And so it is with your art. You have to reach out to your targets and show your passion. You will connect with the right targets to whom that passion speaks. It is a deeper, more fundamental, and very real connection. It is intimate. And it cannot be faked.

But, your highly evolved brain is telling you, it’s too risky! It’s too real! How devastating is it going to be if the viewer rejects it or, worse, laughs or criticizes?

Here’s the trick: it will be only as devastating as you let it be. You have control over that–how you react–so the reality is that you risk nothing by putting yourself out there. Moreover, the rejection isn’t likely about you, it is about the other person. Because passion is so deep, many of us are afraid to react to it honestly and, instead, try to diffuse the tension it creates. People laugh or criticize to take away from their own discomfort at being confronted by something so real, so intimate. So, if someone laughs at or even dismisses your work, s/he is probably just uncomfortable at the honesty. S/he isn’t connected to her/his own passion and denies it in others so as not to face it in her/himself. Kind of like being asked something intimate and making a joke to avoid answering. It isn’t about you at all, it is about the other person!

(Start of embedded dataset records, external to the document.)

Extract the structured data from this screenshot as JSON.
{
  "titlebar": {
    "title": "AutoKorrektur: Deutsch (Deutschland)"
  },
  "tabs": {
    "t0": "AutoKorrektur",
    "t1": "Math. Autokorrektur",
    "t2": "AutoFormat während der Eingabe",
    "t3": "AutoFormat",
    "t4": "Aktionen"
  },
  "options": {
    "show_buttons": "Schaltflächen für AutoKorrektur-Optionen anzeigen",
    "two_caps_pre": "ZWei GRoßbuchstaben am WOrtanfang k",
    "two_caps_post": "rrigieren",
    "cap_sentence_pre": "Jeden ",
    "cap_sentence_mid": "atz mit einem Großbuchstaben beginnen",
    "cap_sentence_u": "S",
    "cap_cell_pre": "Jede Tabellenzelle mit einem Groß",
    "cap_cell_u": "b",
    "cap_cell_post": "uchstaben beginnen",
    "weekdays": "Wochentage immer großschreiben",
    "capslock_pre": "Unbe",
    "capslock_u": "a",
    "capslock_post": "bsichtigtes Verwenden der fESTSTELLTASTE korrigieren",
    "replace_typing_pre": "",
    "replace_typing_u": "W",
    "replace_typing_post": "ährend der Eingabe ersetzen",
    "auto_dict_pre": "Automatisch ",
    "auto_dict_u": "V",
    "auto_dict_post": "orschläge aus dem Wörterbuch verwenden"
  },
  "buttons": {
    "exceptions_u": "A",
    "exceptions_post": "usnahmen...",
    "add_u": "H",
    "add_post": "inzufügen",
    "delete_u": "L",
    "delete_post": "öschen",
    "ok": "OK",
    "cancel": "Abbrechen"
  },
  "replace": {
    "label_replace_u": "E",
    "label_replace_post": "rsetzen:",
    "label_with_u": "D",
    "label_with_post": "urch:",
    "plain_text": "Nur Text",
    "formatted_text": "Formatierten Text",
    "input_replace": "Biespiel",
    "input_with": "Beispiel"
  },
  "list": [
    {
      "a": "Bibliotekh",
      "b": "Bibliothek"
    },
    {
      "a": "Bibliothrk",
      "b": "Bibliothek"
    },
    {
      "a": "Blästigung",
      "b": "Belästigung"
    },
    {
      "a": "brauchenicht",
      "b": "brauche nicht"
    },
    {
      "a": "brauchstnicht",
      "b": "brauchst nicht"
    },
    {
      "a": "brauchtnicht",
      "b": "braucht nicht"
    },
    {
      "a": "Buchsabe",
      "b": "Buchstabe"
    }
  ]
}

But when you do reveal yourself, when you are passionate and there is no laughter, the connection is amazing. Like in dating, not everyone will be your match. Not everyone will want the real you, your real work, but when they do connect with you, through your passion, you will have a deeper intimacy. You will then truly partner with your client and be fulfilled in your work, your career, your business, and in ways beyond just pecuniary.

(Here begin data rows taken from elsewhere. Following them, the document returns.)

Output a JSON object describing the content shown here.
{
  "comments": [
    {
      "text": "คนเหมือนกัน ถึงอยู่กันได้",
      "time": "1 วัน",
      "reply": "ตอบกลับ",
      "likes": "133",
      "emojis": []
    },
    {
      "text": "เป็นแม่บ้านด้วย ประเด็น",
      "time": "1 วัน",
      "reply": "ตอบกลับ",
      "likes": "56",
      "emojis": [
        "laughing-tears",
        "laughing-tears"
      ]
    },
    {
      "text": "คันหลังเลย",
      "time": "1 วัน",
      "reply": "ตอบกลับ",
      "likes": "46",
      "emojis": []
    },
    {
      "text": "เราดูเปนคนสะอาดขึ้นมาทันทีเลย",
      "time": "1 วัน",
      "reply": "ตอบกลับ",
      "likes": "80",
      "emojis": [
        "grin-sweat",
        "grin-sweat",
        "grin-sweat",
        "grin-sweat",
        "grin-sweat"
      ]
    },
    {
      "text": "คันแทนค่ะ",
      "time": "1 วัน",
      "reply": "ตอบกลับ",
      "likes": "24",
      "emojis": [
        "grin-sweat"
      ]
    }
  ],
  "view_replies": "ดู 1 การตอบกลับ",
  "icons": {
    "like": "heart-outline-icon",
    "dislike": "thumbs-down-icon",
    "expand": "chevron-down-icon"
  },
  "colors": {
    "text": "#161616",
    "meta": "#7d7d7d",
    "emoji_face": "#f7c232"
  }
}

9 Responses to “Love and Passion and the Work”

  1. John Fowler Says:

    Wow! This is thought-provoking indeed. Thanks you. Gonna take some time to come back down.

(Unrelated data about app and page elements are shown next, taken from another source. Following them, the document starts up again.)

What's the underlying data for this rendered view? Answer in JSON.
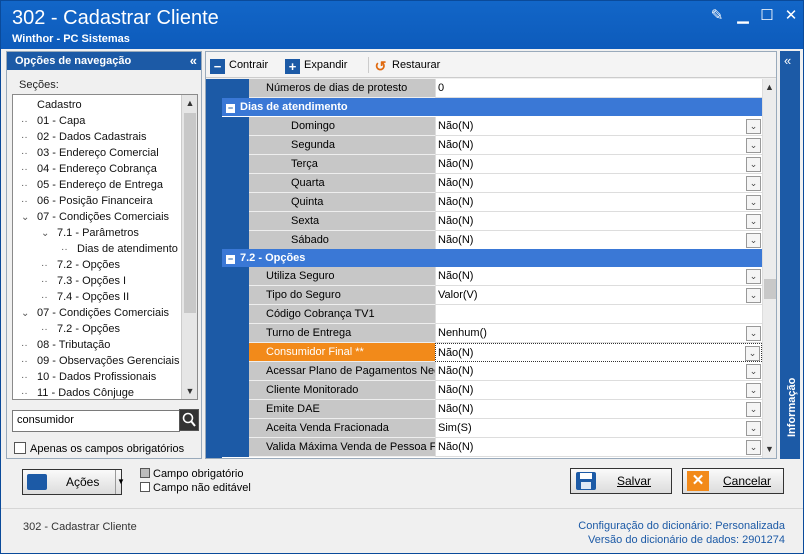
{
  "window": {
    "title": "302 - Cadastrar Cliente",
    "subtitle": "Winthor - PC Sistemas"
  },
  "nav": {
    "header": "Opções de navegação",
    "sections_label": "Seções:",
    "tree": [
      {
        "label": "Cadastro",
        "depth": 0,
        "expander": ""
      },
      {
        "label": "01 - Capa",
        "depth": 1,
        "expander": ""
      },
      {
        "label": "02 - Dados Cadastrais",
        "depth": 1,
        "expander": ""
      },
      {
        "label": "03 - Endereço Comercial",
        "depth": 1,
        "expander": ""
      },
      {
        "label": "04 - Endereço Cobrança",
        "depth": 1,
        "expander": ""
      },
      {
        "label": "05 - Endereço de Entrega",
        "depth": 1,
        "expander": ""
      },
      {
        "label": "06 - Posição Financeira",
        "depth": 1,
        "expander": ""
      },
      {
        "label": "07 - Condições Comerciais",
        "depth": 1,
        "expander": "v"
      },
      {
        "label": "7.1 - Parâmetros",
        "depth": 2,
        "expander": "v"
      },
      {
        "label": "Dias de atendimento",
        "depth": 3,
        "expander": ""
      },
      {
        "label": "7.2 - Opções",
        "depth": 2,
        "expander": ""
      },
      {
        "label": "7.3 - Opções I",
        "depth": 2,
        "expander": ""
      },
      {
        "label": "7.4 - Opções II",
        "depth": 2,
        "expander": ""
      },
      {
        "label": "07 - Condições Comerciais",
        "depth": 1,
        "expander": "v"
      },
      {
        "label": "7.2 - Opções",
        "depth": 2,
        "expander": ""
      },
      {
        "label": "08 - Tributação",
        "depth": 1,
        "expander": ""
      },
      {
        "label": "09 - Observações Gerenciais",
        "depth": 1,
        "expander": ""
      },
      {
        "label": "10 - Dados Profissionais",
        "depth": 1,
        "expander": ""
      },
      {
        "label": "11 - Dados Cônjuge",
        "depth": 1,
        "expander": ""
      }
    ],
    "search_value": "consumidor",
    "required_only_label": "Apenas os campos obrigatórios"
  },
  "toolbar": {
    "collapse": "Contrair",
    "expand": "Expandir",
    "restore": "Restaurar"
  },
  "grid": {
    "top_row": {
      "label": "Números de dias de protesto",
      "value": "0"
    },
    "group1": "Dias de atendimento",
    "days": [
      {
        "label": "Domingo",
        "value": "Não(N)"
      },
      {
        "label": "Segunda",
        "value": "Não(N)"
      },
      {
        "label": "Terça",
        "value": "Não(N)"
      },
      {
        "label": "Quarta",
        "value": "Não(N)"
      },
      {
        "label": "Quinta",
        "value": "Não(N)"
      },
      {
        "label": "Sexta",
        "value": "Não(N)"
      },
      {
        "label": "Sábado",
        "value": "Não(N)"
      }
    ],
    "group2": "7.2 - Opções",
    "options": [
      {
        "label": "Utiliza Seguro",
        "value": "Não(N)",
        "dropdown": true
      },
      {
        "label": "Tipo do Seguro",
        "value": "Valor(V)",
        "dropdown": true
      },
      {
        "label": "Código Cobrança TV1",
        "value": "",
        "dropdown": false
      },
      {
        "label": "Turno de Entrega",
        "value": "Nenhum()",
        "dropdown": true
      },
      {
        "label": "Consumidor Final **",
        "value": "Não(N)",
        "dropdown": true
      },
      {
        "label": "Acessar Plano de Pagamentos Neg",
        "value": "Não(N)",
        "dropdown": true
      },
      {
        "label": "Cliente Monitorado",
        "value": "Não(N)",
        "dropdown": true
      },
      {
        "label": "Emite DAE",
        "value": "Não(N)",
        "dropdown": true
      },
      {
        "label": "Aceita Venda Fracionada",
        "value": "Sim(S)",
        "dropdown": true
      },
      {
        "label": "Valida Máxima Venda de Pessoa Fís",
        "value": "Não(N)",
        "dropdown": true
      }
    ]
  },
  "info_label": "Informação",
  "bottom": {
    "actions": "Ações",
    "legend_required": "Campo obrigatório",
    "legend_readonly": "Campo não editável",
    "save": "Salvar",
    "cancel": "Cancelar"
  },
  "footer": {
    "left": "302 - Cadastrar Cliente",
    "dict_config_label": "Configuração do dicionário:",
    "dict_config_value": "Personalizada",
    "dict_version_label": "Versão do dicionário de dados:",
    "dict_version_value": "2901274"
  },
  "colors": {
    "title_bar": "#1266c8",
    "accent_blue": "#1c5aa6",
    "highlight_orange": "#f28a1a",
    "save_icon": "#1c5aa6",
    "cancel_icon": "#e06a10"
  }
}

  2. Jan Says:

    Fantastic post!

    The apparent demand to fit social norms, and to fit certain categories with your work is hugely constraining and leads to many happy meals and few memorable dinners.

    And while I have spent most of my working life in the American society, these shallow and uptight attitudes are a constant barrier I struggle with. It’s amazing that the country that is the most open minded about opportunity, is also the one that is constraining about real opportunity in those subtle currents. And it’s a very superficial shield, because when you look behind the curtain, there is a lot of penned up passion that has no stage to be on, and ends up coming out in many perverted ways.

  3. David Peacock Says:

    Yet another superb post. I’m digging this theme Leslie.

  4. Martin Trailer Says:

    Excellent analysis and insight!

    Martin

  5. Kyle Pearce Says:

    Thanks for giving us something to think about Leslie. I have been searching for this passion for a long time and still struggle with defining my look. I find it difficult to limiting myself to one genre. That means that some of my work that I am most passionate about doesn’t fit in a category on my web site. But if there were no struggle I would probably get bored with it.

  6. Doug Walker Says:

    Thanks for penning this thought provoking piece. Kudos!

  7. info Says:

    Kyle: I would re-think the categories then, or simply add one called “personal work.” Buyers LOVE to see personal work! -Leslie

  8. Why Simply Being “Better” Won’t Get You Assignments | LIGHTING ESSENTIALS For Photographers Says:

    […] Leslie Burns, in an article titled: “Love and Passion and the Work” says this: “And so it is with your art. You have to reach out to your targets and show your passion. You will connect with the right targets to whom that passion speaks. It is a deeper, more fundamental, and very real connection. It is intimate. And it cannot be faked.” […]

  9. Required Reading 10.28.2011 | Luke Copping Photography - Blog Says:

    […] An intensely thought-provoking piece from consultant Leslie Burns about the difference between love and passion for one’s work, and the illusion of self-risk that stops us from sharing our true passions we trick ourselves into […]